Sunday, February 2, 2020
The South Dakota Supreme Court reversed the grant of summary judgment to a defendant in a legal malpractice case.
The alleged malpractice involved the failure to timely serve a defendant in an accident case.
The court discusses the duty to communicate errors in representation to the client, noting that a recent ABA opinion was not binding
We do not, however, view the ABA’s opinion to be binding on this Court, nor does the opinion necessarily establish a tort duty or express a standard of care for liability purposes.
When an act, error, or omission could reasonably be expected to be the basis of a legal malpractice claim against a lawyer, the lawyer’s professional responsibility to keep a client “reasonably” informed is directly implicated. Imposing a legal duty to disclose such an act, error, or omission serves the purpose of ensuring that a client is able to make an informed decision about how best to proceed under such circumstances...
Here, [attorney] Howey-Fox was informed within days that Ewalt had not been served in Yankton County, and that service was not made within three years from the date of the accident. Howey-Fox also admitted that she “immediately” notified her professional malpractice carrier of the potential malpractice claim against her. The personal injury action against Ewalt was finally dismissed on April 5, 2013, for failure to timely commence the action. It is beyond debate, under the standard we define today, that Howey-Fox had a duty to disclose the potential malpractice claim to Robinson-Podoll when the personal injury action against Ewalt was dismissed on April 5, 2013, and likely much before that time. Yet Howey-Fox testified,
Q: Did you ever advise Miss Robinson that there was a potential legal malpractice claim stemming from the improper service? [Howey-Fox]: Nope. I told her she had a potential claim against the county for their failure to serve or, at the very least, failure to tell me when they knew she wasn’t living in Yankton County to give those papers back, or at the least let me know so I could get her served.
But as to the start of the malpractice limitations
Here, Robinson-Podoll initially sustained damage from a single act of alleged negligence when Howey-Fox failed to timely commence the personal injury action against Ewalt. Any wrongful conduct by Howey-Fox thereafter in failing to disclose the error was not the cause of that initial injury. Thus, the continuing tort doctrine did not delay the occurrence of the three-year repose period on the malpractice claim for failing to timely file the personal injury action.

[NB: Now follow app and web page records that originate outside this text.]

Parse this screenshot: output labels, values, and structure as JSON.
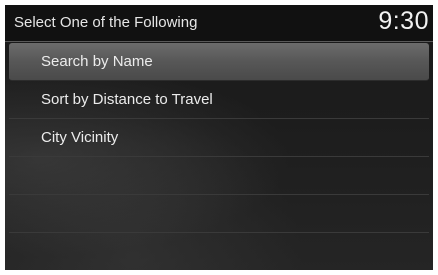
{
  "header": {
    "title": "Select One of the Following",
    "clock": "9:30"
  },
  "menu": {
    "items": [
      {
        "label": "Search by Name",
        "selected": true
      },
      {
        "label": "Sort by Distance to Travel",
        "selected": false
      },
      {
        "label": "City Vicinity",
        "selected": false
      }
    ],
    "empty_rows": 3
  }
}
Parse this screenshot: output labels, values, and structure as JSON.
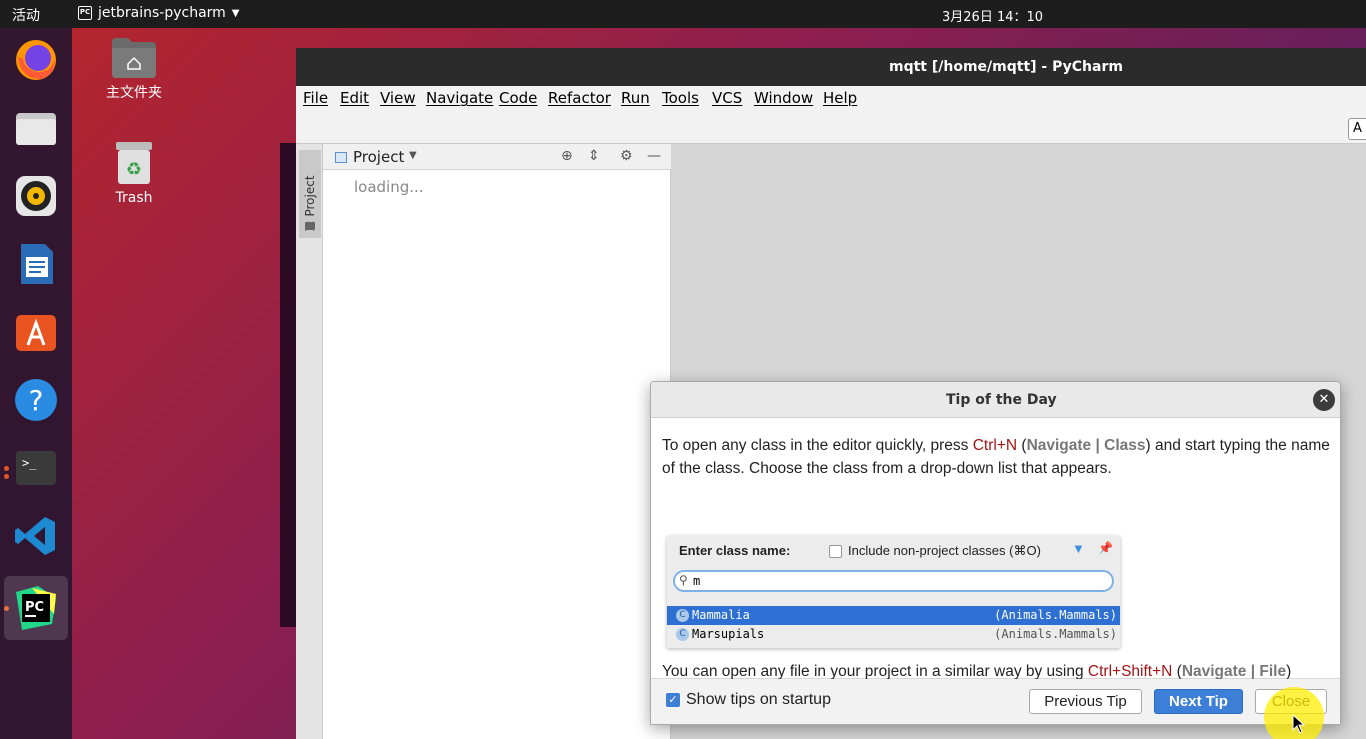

Nevertheless, questions of fact exist as to whether Howey-Fox’s alleged ongoing tortious conduct in failing to disclose this malpractice supports a separate claim for legal malpractice, that occurred less than three years before Robinson-Podoll commenced this action in January of 2016. Viewing the facts most favorably to Robinson-Podoll shows that Howey-Fox’s duty to disclose and alleged breach of that duty occurred after Howey-Fox allegedly failed to timely commence the personal injury action in 2010. Facts also exist showing that Howey-Fox’s failure to disclose this alleged error during the representation, that continued through 2015, resulted in (1) “a continuous and unbroken course of negligent” representation, and (2) the representation “was so related as to constitute one continuing wrong.”
Finally, as to the ring, we conclude that Robinson-Podoll sufficiently alleged ongoing acts or omissions that support a claim for continuing tortious conduct. Robinson-Podoll claims that Howey-Fox took the ring as collateral in 2012 and held it throughout the representation. Questions of fact exist on this record as to whether Howey-Fox breached professional duties owed to Robinson-Podoll by taking the ring and continuing to hold the ring without returning it to Robinson-Podoll. [citing Rule 1.8] These questions require that we also remand this claim to determine the date of the occurrence under the continuing tort doctrine.